Martin McGuinness has described his decision to attend a banquet hosted by the Queen as "an important thing to do" that sends "a message to everybody about how things have changed".
Speaking today, the Northern Irish Deputy First Minister and former IRA commander said that "both governments, who have been rather sluggish over the course of recent times, would do well to learn the lessons of what is happening here in the course of next week".
"They have a huge responsibility to play and unfortunately they haven't been playing it in the last number of months," he added.
Mr McGuinness, who shook the Queen's hand in an historic first meeting in June 2012, said: "We're not just involved in a peace process - we're also involved in a change process.
He added that his acceptance was "an attempt by me to stretch out the hand of friendship" to the unionist and loyalist communities of Northern Ireland.
More top news
US whistleblower Edward Snowden has said becoming an "international fugitive" has been worth it.
London's failed bid to host the 2018 World Cup could be given the kiss of life following the resignation of Fifa boss Sepp Blatter.

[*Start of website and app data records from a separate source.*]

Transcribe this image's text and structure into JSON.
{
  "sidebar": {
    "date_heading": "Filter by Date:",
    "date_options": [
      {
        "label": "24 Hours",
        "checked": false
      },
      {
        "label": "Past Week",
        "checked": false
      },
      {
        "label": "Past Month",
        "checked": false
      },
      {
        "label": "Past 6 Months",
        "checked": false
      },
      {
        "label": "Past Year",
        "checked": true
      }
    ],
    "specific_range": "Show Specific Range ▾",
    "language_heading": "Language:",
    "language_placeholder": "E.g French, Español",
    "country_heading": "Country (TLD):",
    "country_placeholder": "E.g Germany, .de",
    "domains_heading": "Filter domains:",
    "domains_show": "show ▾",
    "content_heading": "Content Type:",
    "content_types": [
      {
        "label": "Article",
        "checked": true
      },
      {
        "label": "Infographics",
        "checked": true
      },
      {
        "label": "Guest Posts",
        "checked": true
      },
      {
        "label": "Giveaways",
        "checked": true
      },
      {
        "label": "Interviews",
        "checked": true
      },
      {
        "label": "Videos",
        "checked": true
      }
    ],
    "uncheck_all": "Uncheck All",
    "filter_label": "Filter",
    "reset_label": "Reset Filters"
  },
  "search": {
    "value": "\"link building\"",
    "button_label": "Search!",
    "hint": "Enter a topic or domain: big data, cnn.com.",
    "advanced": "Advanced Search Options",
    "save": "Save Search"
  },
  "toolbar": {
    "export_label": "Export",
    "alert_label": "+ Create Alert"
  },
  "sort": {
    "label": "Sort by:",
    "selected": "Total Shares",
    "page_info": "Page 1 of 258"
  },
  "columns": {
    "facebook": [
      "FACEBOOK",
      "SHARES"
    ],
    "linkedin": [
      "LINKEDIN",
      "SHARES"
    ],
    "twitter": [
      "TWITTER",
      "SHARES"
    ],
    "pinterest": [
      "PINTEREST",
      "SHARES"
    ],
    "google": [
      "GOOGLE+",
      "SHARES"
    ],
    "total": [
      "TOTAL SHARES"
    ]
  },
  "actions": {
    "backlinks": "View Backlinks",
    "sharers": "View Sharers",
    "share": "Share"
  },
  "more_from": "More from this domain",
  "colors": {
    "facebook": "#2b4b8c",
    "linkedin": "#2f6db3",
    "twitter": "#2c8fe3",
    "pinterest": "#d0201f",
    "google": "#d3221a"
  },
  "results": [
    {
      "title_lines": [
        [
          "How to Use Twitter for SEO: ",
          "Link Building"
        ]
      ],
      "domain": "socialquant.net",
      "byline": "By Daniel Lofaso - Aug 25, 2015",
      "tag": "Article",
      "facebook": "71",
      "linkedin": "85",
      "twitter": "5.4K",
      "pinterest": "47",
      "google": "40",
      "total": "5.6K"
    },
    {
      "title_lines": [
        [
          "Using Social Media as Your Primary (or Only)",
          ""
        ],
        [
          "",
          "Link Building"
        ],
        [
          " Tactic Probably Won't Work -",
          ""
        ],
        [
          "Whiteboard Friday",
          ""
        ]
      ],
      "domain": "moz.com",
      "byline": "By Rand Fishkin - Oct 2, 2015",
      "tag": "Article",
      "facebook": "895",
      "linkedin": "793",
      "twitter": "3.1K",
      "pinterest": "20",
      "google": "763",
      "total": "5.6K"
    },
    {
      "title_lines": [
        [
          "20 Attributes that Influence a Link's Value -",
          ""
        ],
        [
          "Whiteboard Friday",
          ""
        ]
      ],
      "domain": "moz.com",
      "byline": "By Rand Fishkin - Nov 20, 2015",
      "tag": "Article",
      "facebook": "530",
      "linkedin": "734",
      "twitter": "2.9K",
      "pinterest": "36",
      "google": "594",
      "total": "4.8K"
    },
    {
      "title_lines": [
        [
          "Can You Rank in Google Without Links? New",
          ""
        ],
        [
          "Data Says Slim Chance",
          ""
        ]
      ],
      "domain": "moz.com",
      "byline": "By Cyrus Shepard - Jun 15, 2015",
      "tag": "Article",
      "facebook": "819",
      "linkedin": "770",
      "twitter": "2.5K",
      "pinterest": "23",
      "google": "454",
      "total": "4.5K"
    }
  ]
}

Many people suspect that Sepp Blatter stepped down because of a 'smoking gun' - but they may be disappointed, writes Steve Scott.